(Task)
Pick out and copy every line below that has the word "Controllers".

(Records shown)
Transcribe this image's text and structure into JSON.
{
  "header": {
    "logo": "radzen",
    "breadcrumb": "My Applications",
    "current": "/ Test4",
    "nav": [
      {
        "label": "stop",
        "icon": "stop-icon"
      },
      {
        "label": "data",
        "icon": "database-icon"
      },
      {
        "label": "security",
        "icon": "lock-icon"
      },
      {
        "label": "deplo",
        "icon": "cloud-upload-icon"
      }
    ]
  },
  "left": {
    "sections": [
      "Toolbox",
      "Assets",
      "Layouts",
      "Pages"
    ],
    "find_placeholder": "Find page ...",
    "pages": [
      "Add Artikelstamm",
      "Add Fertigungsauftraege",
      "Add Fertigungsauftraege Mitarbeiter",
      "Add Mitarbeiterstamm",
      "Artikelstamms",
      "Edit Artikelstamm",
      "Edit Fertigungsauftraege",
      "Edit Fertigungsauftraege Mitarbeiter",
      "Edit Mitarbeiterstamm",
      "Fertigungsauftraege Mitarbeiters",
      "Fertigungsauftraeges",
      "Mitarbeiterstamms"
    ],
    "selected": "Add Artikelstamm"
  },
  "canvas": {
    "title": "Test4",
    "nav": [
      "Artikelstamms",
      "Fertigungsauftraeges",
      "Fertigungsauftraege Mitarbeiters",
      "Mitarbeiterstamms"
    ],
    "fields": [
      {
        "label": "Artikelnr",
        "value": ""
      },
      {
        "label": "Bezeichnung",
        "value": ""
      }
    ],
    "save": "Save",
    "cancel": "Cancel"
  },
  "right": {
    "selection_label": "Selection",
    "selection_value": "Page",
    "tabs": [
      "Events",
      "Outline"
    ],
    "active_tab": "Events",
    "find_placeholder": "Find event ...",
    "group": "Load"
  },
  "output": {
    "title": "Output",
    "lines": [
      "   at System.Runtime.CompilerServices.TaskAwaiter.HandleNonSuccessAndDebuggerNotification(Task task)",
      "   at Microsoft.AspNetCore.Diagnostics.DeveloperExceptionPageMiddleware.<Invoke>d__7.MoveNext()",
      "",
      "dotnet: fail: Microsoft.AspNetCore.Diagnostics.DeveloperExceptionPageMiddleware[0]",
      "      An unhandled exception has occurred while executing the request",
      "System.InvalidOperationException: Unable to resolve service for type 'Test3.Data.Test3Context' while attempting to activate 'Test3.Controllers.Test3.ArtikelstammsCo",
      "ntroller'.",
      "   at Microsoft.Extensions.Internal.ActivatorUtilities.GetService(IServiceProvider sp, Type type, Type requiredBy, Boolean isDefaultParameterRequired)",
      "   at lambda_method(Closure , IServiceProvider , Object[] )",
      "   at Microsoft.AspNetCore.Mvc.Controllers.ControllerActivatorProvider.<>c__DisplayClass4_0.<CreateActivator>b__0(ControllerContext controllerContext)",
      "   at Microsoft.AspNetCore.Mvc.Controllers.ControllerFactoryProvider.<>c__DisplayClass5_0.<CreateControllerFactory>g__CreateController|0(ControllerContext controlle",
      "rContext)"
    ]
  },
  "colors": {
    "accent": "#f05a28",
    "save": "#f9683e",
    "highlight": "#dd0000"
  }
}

(Your response)
      "System.InvalidOperationException: Unable to resolve service for type 'Test3.Data.Test3Context' while attempting to activate 'Test3.Controllers.Test3.ArtikelstammsCo",
      "   at Microsoft.AspNetCore.Mvc.Controllers.ControllerActivatorProvider.<>c__DisplayClass4_0.<CreateActivator>b__0(ControllerContext controllerContext)",
      "   at Microsoft.AspNetCore.Mvc.Controllers.ControllerFactoryProvider.<>c__DisplayClass5_0.<CreateControllerFactory>g__CreateController|0(ControllerContext controlle",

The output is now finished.